So, where does this leave me now? I've created such a narrow window to happiness. I have to work, work, work. All work and no play makes Jack a dull boy, but Jack, in this instance, has a chronic illness to deal with and a big doggie to provide for. All work and no play puts food on Jack's table and pays for his monthly subscription to NetFlicks. That's not a bad life for Jack.

--Blogged on the run using my mobile.


redneckzilla said...

This is something that I've been thinking about, actually, for awhile now. Well, not musically. But, that first paragraph specifically: the idea that modern art is so indulgent and reckless. It's without resistance. Everybody talks about how we need to create art, how it's being repressed and discriminated against. I just kind of shrug. This is a great period of artistic freedom in our history and we're just kind of making art about how much it sucks to make art. Or how hard it is to make art.

Where's the struggle? Where's the opposition? I love Shostakovich because he's got some real opposition in his music. I love Mahler because he's struggling with uniting religious and secular texts.

I don't know if I agree with you about stopping right there at the turn of the century, which I'm sure you used to. But I do have to say that I agree with you about today's flagrant art. It's ridiculous indulgences and its ungrateful caprices.

As for your so-called narrow window to happiness. Every musician looking to play professionally has already entered their path to that narrow window of happiness. You will occupy a niche position. I've got a friend who's going to Hartford for oboe performance. The way he described his looking for a job after graduation was "Wait until someone dies in one of the orchestras I'd like to play with".

There's nothing wrong with having your eye on a niche position. In the meantime, you could always be an instructor, either privately or for a university. I don't know though, I'm not you. I'm just saying, I don't find it crazy to want to do what you want to do.

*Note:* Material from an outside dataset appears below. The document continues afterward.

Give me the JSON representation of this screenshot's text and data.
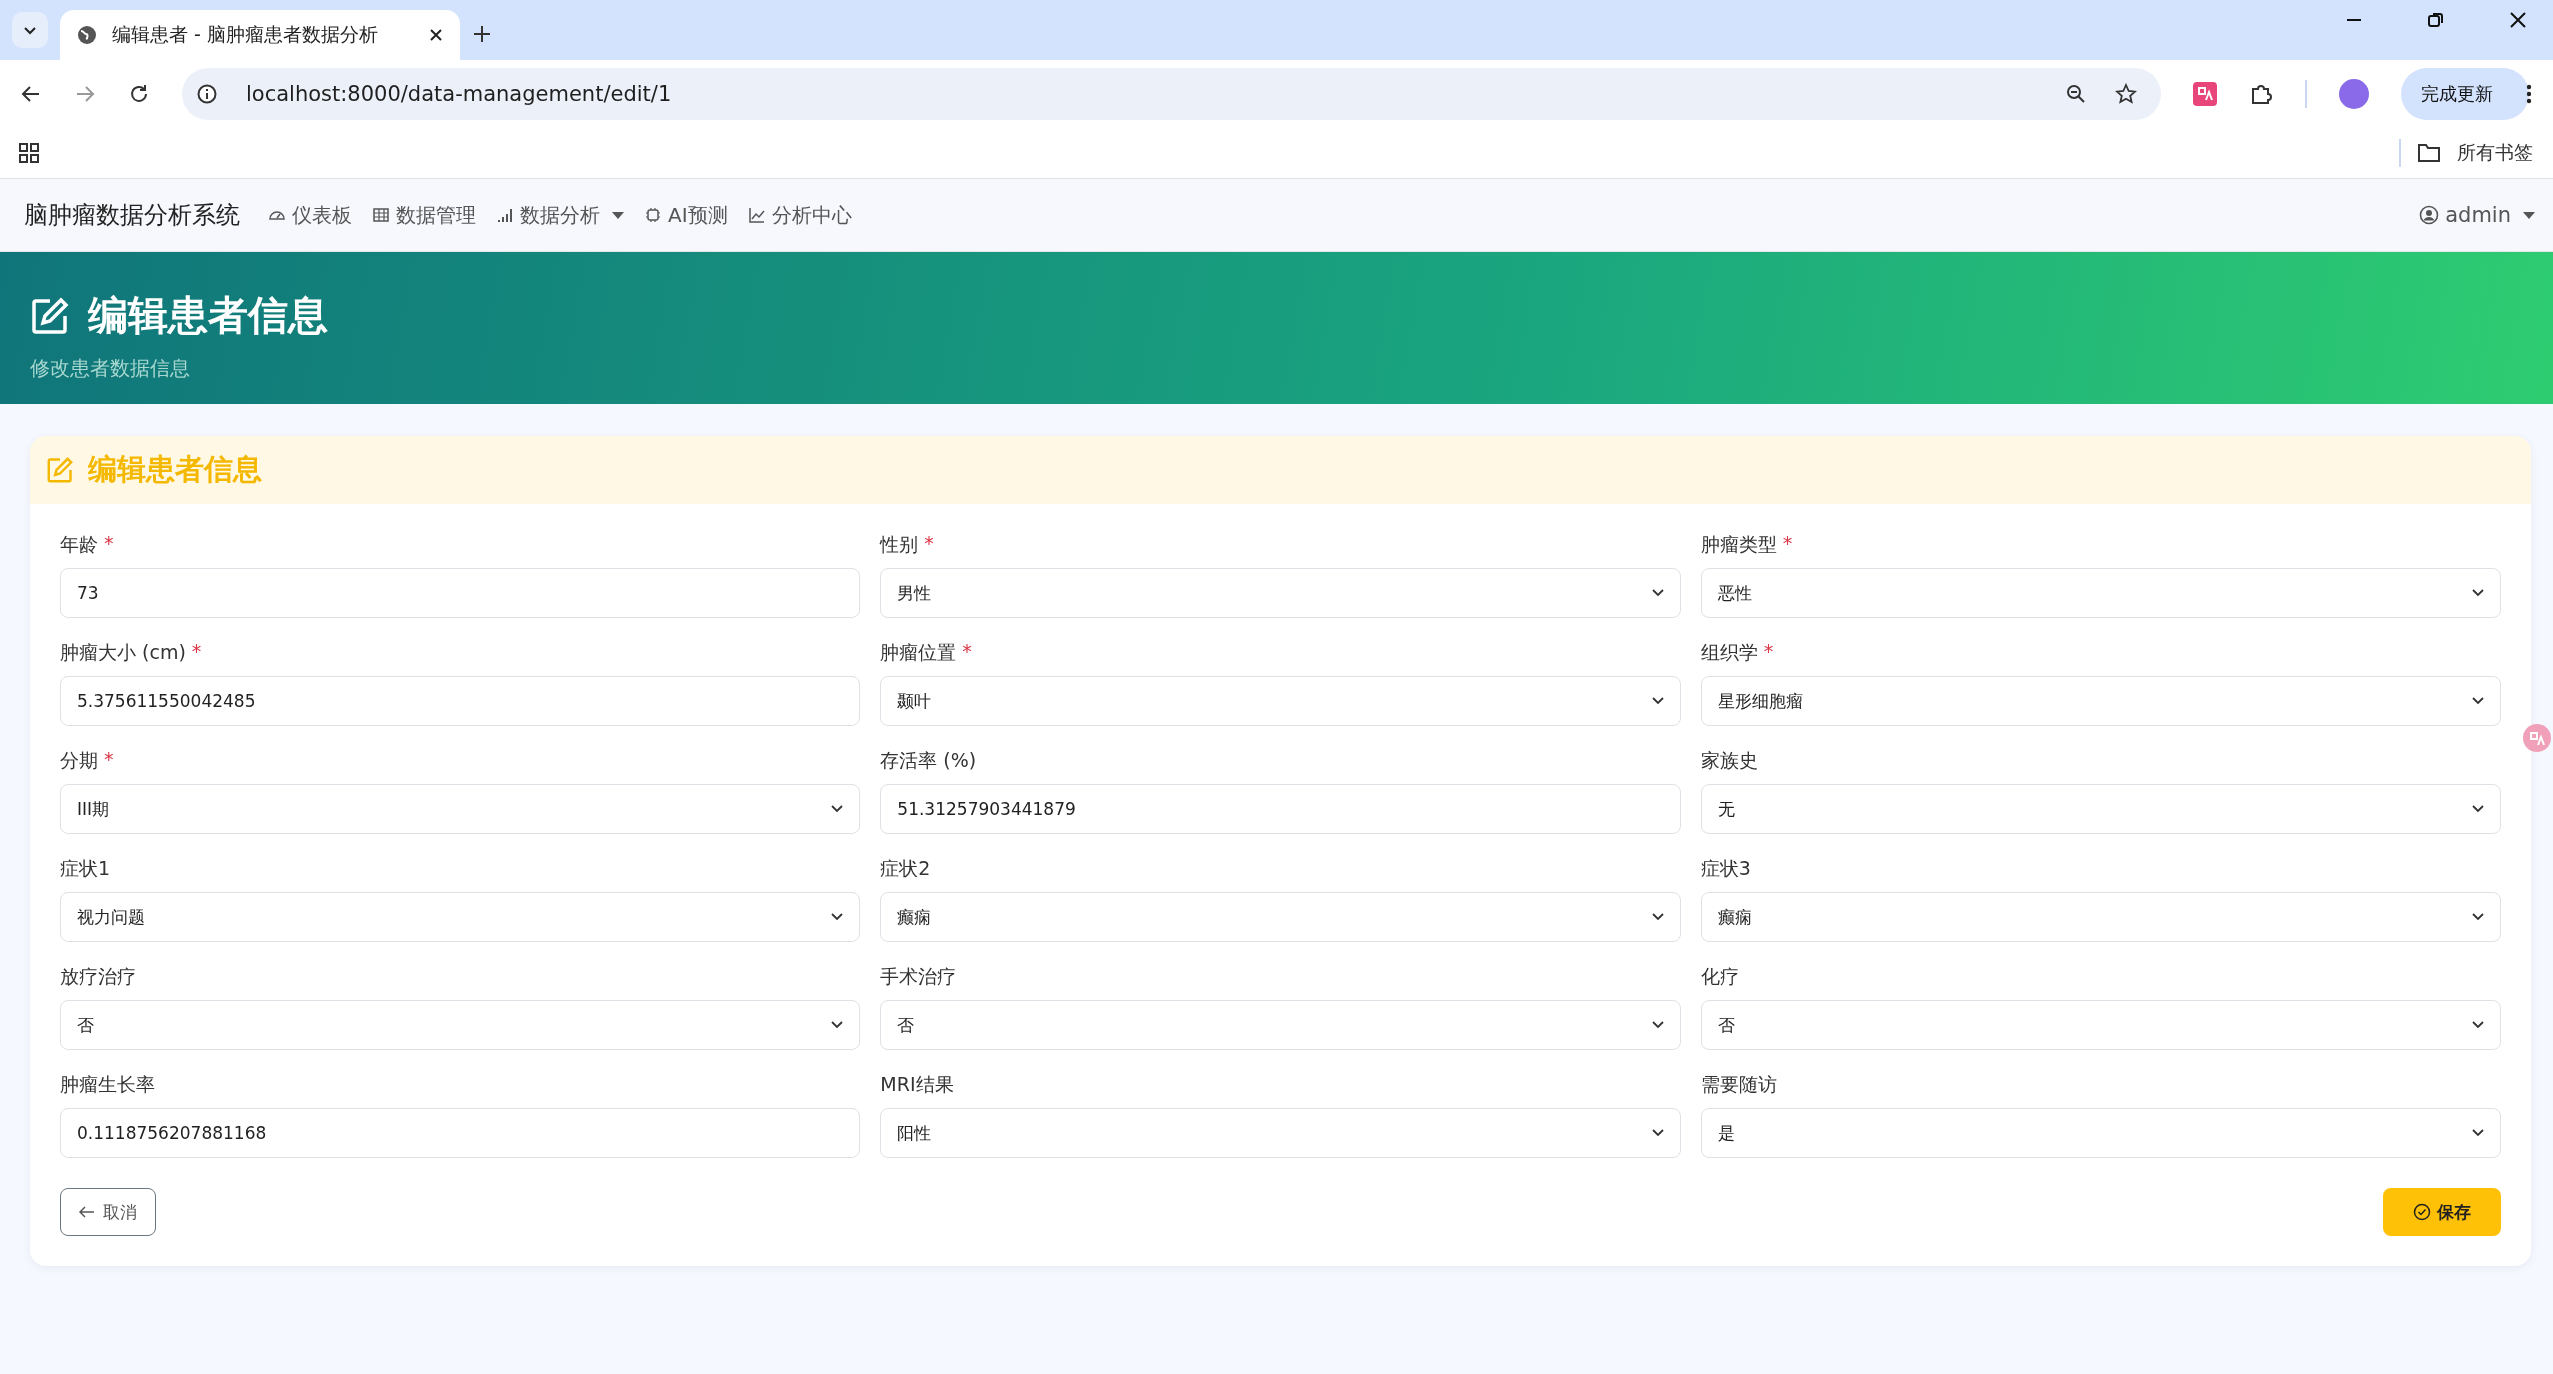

As for my children, I will be very elite, and very dedicated to making them their own people. It's going to be stupid and insanely hard. But it'll happen. I'll have to check out that society though. Maybe they've got a blog I can subscribe to...

SERAPH said...

I think that you need to make a cd for me of you playing the harp. Please? :)